1. Was the server polite and friendly
2. Did the server remember to bring refills, and extras like napkins, bbq sauce, etc.
3. Did the server check on you to make sure your food was to your liking
4. Did the server address any concerns you had and take care of them in a professional manner
If you answered yes to the above, they deserve at least 15%. If they went above and beyond the above criteria, then you should tip at least 20%. Never walk into a restaurant expecting to leave less than 15%. If you can’t afford it, or do not wish to leave it, consider fast food or cooking at home.
4) Side work and bussing tables are thankless but necessary. Picking up dirty dishes, wiping down tables and resetting them, and cleaning food gunk from seats and under tables is gross. You get food gunk all over you if you’re not careful, and it’s a little demeaning to crawl under a table after a dirty fork and a greasy napkin. However, if you don’t clean up and reset quickly, it affects the overall appearance of the restaurant, and tips go down.
Side work, such as rolling silverware, cutting salad veggies, wiping down the server station, and refilling condiment containers is important for the same reason…better appearance equates to better tips! Being prepared for a shift by having salad and butter pats ready saves you time when the rush comes in. It is thankless work, because you are only making minimum wage at the time, but it pays off in the end.
5) Waiting tables teaches you valuable life skills. I did a lot of bitching venting above, but I do have to say that the skills used when waiting tables can have a positive effect on you and can translate to other areas of your life. For instance:
1. It improves your communication skills. You learn very quickly the best way to ask questions and make conversation so that the guests are happy.
2. It improves your memory. You have to remember multiple requests from multiple tables at the same time, while staying aware of new guests coming in, or other guests leaving.
3. It improves your ability to plan ahead. The rule is, never be anywhere without something in your hands. It saves time to grab a finished plate on your way to the kitchen to get a drink refill, etc.
4. It improves your ability to anticipate needs. You develop a sense of timing, and attention to detail when looking at your guests and what they do. it’s common sense that people need extra napkins when eating a plate of ribs, and common sense that when a drink is low they need a refill. The more you anticipate, the less they have to ask, and the better the tip!
So that’s my top 5 list of things I learned waiting tables!! I can now say farewell with a sense of peace and accomplishment, and move on to (hopefully) greener pastures, knowing that I gave it my all, and picked up some new skills along the way.

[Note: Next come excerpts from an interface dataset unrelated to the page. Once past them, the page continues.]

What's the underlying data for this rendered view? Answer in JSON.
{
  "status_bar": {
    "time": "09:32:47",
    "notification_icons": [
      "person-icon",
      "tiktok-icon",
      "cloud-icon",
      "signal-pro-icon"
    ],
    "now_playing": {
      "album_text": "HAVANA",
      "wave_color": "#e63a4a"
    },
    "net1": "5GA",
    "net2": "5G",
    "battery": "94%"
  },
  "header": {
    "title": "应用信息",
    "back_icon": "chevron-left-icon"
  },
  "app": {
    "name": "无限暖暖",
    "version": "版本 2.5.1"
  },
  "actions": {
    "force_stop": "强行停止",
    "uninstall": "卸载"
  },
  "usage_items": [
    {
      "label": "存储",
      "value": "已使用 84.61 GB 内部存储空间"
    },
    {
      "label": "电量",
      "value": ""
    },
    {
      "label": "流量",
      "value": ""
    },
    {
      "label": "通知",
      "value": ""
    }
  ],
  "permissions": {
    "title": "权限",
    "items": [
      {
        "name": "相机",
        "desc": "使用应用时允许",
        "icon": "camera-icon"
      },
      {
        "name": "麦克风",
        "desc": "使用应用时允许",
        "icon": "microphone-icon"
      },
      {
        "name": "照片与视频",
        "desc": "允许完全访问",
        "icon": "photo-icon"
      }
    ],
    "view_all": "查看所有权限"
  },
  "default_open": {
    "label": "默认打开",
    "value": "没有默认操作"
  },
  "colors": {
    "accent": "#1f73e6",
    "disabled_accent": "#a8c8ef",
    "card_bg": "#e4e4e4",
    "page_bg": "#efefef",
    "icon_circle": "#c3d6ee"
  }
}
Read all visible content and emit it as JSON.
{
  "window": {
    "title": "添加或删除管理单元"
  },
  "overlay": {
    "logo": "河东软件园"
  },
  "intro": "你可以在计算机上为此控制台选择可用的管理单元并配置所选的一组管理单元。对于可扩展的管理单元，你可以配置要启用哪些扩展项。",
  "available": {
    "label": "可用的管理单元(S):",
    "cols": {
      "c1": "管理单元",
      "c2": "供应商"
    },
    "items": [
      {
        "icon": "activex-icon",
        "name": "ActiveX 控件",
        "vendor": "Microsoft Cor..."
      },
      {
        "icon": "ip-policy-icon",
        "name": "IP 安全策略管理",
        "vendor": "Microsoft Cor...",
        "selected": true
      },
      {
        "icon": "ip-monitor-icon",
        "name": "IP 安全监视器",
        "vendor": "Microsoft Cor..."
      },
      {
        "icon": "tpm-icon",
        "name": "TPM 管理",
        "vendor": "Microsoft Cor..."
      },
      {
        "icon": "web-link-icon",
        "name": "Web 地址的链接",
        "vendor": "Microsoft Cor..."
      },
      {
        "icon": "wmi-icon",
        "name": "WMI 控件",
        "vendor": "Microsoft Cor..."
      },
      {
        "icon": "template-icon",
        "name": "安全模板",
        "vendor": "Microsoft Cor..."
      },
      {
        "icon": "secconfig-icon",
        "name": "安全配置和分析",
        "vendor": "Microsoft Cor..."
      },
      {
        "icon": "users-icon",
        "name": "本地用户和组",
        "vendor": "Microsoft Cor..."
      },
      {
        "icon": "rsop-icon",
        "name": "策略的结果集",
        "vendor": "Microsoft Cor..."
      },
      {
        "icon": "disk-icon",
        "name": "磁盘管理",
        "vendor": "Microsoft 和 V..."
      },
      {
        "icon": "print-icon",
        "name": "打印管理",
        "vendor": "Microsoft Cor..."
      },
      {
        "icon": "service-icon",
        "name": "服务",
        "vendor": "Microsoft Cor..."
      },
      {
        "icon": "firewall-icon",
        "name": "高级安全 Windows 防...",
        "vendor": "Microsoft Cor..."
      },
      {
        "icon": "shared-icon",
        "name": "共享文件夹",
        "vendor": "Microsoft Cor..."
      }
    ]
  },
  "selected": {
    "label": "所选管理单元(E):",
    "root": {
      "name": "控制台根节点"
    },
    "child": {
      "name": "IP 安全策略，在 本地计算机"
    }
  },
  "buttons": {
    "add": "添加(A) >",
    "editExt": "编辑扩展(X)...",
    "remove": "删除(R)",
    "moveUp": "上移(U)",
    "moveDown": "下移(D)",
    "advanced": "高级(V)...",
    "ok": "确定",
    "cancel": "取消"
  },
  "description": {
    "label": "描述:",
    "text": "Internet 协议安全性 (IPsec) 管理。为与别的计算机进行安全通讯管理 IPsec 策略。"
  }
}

If you want to hear some hilarious rants and raves about waiting tables, visit The Bitchy Waiter’s blog. Trust me, it’s seriously funny even if you’ve never waited tables before. He’s a little crass and over the top, but that’s just his charm.
Question: Have you ever waited tables? What did you learn from the experience?
Thanks for listening!